On September 20th, 2016, a large DDoS attack took down the site krebsonsecurity.com, the blog of renowned cybersecurity journalist, Brian Krebs. Without exaggerating, this is perhaps one of the first moments when the general public finally reacted to the threat residing within the Internet of Things (IoT). One month later, the Mirai malware knocked out almost half of the Internet using a botnet made up entirely of webcams, routers and baby monitors. The list of potentially ‘hackeable’ smart objects is continuously expanding – from connected cars to door closing systems in hotels and even cardiac devices.
While last year we were mainly concerned with these three threats: APTs, ransomware and DDoS attacks via IoT botnets, 2017 is likely to see the dawn of a hybrid type of hacking, one that would combine the techniques used in all three categories. Let’s say, for instance, that the connected objects of your enterprise were taken hostage. If you refuse to pay the ransom, those responsible threaten you with a DDoS attack. This new trend in cybercrime is also known as ‘jackware’. In other words, a more advanced type of ransomware, targeting exclusively IoT components. Or, should we rather say, RoT (the Ransomware of Things)?
The most recent incident of this type does not concern your connected socks (yes, that actually exists!), but, surprisingly so, your printers. Why is a printer hack so surprising in this day and time? Let’s just say that these endpoints, ever-present in the life of a company, should be better secured by now. To try and raise awareness, a gray hat called Stackoverflowin committed the biggest hack of connected printers to this date (we later learned that the hacker in question was actually a British high school student – GG UK!).
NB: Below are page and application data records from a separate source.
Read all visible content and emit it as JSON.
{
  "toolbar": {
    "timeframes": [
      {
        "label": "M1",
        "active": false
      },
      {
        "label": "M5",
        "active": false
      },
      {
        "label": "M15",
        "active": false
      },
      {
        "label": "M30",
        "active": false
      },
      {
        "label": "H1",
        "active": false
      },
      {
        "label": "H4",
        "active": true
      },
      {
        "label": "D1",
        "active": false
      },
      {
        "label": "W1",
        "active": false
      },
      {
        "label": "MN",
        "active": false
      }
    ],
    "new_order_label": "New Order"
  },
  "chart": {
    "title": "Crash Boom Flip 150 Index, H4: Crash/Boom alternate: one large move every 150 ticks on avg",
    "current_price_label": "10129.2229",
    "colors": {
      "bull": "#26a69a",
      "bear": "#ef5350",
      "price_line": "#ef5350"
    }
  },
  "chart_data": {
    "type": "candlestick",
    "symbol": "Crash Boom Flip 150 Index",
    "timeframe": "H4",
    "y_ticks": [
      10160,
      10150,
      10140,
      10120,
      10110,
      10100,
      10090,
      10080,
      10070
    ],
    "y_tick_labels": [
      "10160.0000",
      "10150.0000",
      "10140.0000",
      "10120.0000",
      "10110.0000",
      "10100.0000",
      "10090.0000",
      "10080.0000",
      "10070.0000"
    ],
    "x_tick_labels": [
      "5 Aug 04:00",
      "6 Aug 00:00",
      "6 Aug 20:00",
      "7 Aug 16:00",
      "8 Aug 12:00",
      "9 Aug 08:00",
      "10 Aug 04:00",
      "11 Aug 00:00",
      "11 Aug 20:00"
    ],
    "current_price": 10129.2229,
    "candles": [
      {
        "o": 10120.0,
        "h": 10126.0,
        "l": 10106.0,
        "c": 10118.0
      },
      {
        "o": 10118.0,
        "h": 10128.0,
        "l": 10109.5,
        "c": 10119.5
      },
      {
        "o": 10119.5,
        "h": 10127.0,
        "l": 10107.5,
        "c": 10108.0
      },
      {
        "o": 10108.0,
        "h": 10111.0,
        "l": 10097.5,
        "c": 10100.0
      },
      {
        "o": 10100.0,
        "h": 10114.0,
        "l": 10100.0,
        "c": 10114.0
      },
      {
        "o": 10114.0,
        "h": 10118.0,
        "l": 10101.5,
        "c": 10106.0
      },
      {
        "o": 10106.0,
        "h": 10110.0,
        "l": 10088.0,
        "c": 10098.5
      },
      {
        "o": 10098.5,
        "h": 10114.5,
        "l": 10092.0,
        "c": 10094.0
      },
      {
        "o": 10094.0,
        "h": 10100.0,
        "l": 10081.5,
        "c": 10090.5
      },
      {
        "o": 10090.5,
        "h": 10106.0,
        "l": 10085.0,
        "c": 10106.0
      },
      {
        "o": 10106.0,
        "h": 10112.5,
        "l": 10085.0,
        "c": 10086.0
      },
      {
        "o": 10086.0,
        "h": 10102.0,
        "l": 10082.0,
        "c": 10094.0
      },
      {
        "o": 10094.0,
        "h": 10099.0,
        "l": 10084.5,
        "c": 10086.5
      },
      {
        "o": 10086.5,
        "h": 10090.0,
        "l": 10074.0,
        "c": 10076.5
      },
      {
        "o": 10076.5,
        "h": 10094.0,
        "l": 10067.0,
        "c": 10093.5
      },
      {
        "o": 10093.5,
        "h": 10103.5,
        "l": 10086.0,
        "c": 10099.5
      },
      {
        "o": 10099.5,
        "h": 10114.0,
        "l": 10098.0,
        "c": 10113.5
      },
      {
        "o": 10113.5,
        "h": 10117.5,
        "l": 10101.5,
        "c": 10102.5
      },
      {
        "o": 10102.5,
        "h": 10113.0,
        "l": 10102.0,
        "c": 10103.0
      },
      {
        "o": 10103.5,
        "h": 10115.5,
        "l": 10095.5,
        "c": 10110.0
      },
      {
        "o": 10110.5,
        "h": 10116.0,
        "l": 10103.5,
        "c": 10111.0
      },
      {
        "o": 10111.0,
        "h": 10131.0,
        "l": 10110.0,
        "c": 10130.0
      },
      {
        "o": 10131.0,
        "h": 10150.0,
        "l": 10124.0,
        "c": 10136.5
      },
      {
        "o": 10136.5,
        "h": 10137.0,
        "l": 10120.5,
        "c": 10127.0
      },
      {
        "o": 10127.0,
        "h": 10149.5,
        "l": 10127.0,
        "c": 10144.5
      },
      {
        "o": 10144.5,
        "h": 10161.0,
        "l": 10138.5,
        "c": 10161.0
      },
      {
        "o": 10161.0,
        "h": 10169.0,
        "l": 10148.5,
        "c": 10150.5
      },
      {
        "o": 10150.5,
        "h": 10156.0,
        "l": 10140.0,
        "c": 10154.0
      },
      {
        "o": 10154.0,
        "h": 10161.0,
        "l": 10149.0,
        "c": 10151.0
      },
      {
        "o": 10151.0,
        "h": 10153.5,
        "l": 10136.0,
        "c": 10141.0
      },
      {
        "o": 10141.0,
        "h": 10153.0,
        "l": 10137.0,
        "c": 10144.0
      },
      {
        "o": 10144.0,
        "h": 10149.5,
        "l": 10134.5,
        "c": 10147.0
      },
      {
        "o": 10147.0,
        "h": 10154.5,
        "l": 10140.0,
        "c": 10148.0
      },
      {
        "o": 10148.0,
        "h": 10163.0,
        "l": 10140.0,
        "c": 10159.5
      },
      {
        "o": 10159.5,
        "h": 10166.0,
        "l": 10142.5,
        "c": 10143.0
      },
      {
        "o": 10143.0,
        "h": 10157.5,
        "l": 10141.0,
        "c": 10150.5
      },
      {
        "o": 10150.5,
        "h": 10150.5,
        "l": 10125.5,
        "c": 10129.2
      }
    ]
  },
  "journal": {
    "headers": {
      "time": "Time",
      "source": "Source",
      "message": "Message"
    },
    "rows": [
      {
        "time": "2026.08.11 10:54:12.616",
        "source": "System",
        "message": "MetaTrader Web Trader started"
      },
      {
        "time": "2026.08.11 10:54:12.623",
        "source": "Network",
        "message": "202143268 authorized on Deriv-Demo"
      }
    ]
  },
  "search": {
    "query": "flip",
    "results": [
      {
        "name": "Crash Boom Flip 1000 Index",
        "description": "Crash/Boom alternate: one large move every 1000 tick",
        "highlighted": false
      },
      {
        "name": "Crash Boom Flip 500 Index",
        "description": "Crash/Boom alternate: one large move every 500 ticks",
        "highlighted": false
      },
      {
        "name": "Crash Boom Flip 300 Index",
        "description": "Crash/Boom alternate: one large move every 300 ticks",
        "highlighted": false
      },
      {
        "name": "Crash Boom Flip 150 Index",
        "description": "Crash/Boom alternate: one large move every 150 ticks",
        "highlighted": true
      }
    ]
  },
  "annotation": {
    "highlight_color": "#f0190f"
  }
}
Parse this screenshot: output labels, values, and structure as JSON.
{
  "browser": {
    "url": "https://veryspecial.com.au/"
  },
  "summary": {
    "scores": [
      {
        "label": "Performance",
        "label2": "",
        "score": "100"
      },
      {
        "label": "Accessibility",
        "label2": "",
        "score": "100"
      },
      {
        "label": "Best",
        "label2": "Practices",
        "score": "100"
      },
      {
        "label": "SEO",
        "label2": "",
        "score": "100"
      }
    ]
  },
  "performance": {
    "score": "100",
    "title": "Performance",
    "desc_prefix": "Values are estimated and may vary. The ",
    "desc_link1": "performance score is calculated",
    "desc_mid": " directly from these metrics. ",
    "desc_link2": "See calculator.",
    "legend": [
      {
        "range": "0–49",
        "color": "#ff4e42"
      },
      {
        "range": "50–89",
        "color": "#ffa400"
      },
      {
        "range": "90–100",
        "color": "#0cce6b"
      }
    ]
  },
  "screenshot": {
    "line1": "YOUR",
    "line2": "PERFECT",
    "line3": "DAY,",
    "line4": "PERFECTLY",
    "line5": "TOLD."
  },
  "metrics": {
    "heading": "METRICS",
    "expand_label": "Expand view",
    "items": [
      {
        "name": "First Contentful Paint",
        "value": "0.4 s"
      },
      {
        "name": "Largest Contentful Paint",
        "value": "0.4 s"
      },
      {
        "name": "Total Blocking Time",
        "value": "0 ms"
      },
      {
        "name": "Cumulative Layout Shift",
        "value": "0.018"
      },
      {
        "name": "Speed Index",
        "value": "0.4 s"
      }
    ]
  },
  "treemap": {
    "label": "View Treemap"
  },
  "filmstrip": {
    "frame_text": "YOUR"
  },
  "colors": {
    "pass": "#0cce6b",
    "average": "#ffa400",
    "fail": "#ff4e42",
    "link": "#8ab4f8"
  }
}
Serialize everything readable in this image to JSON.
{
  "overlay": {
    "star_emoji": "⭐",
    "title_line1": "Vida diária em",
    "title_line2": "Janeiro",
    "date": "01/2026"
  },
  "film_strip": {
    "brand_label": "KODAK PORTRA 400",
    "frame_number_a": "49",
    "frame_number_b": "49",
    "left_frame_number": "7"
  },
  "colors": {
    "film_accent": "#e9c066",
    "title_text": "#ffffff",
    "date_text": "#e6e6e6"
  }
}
Beginning of February, 150,000 HP, Brother, Canon and Epson printers, used by professionals and private individuals alike, started printing out of nowhere bizarre drawings. The doodles were also accompanied by the following advice: you must secure your machine.
Some users were impressed with Stackoverflowin’s technique
A well-intended suitor (fortunately)
To gain access to these devices, Stackoverflowin designed his own automated script. Thus, he managed locating all open ports and, consequently, all printers left unprotected. The hacker’s scripts target exclusively printers with IPP (Internet Printing Protocol), LPD (Line Printer Daemon) and TCP / 9100 ports, all which are open to external connections. The scripts also contain an exploit that uses an RCE (remote code execution) vulnerability to trigger incognito printing jobs on targeted devices.
Stackoverflowin states that he’s stumbled upon quite some differences in the way each country secures its printers. The good news? France is not among the worst students since its operators are usually preconfigured to block any incoming connection.
It is important to clarify that the purpose of this gray hat hacker was not to build a botnet. Indeed, Stackoverflowin claims to have only tried to sound the alarm where the cybersecurity risks of online exposed printers are concerned.
“People have done this in the past and sent racist flyers etc. I’m not about that, I’m about helping people to fix their problem, but having a bit of fun at the same time; Everyone’s been cool about it and thanked me to be honest.” (source: BleepingComputer)
The hack to which Stackoverflowin is referring to took place in March 2016, when a cybercriminal nicknamed Weev triggered a spontaneous printing job on about a hundred printers, broadcasting anti-Semitic messages.
Not even having had graduated high school yet, the British youngster announced that he has done his part in raising awareness among the general public. And we can’t argue with him on that one.
A toxic relationship (unfortunately)
A report released last week reveals the disastrous security state of connected printers. Researchers also stated that these endpoints could easily be used as entry points and pivot points when attacking corporate networks.
To protect printers connected to the Internet, it is sufficient to verify that they can be accessed from the outside only using a secure protocol.
Problem solved, right? Yes, but no.
IoT spending is growing at a tremendous rate (3 times faster than traditional ICT markets). Today we’re talking about an attack targeting 150,000 printers, tomorrow the number could reach the order of millions. The truth is that we’ve committed, without even realizing it, to a toxic relationship with the IoT. However, we are still far from reaching a satisfactory level of security.
However, the year 2016 saw the beginning of a still weak movement, but nevertheless beneficial for our relationship with smart devices. The publication of the document “Strategic Principles in Securing IoT” by the US Department of Homeland Security and NIST is one example of the emerging efforts led by government agencies.
NIST is the National Institute of Standards and Technology, which is part of the US Department of Commerce. Over the years, the agency has had a positive impact on many aspects of cybersecurity. We hope that this approach – along with many others around the world – will help us move forward in 2017, working towards the goal of securing our digital lives against those who choose to extort from us.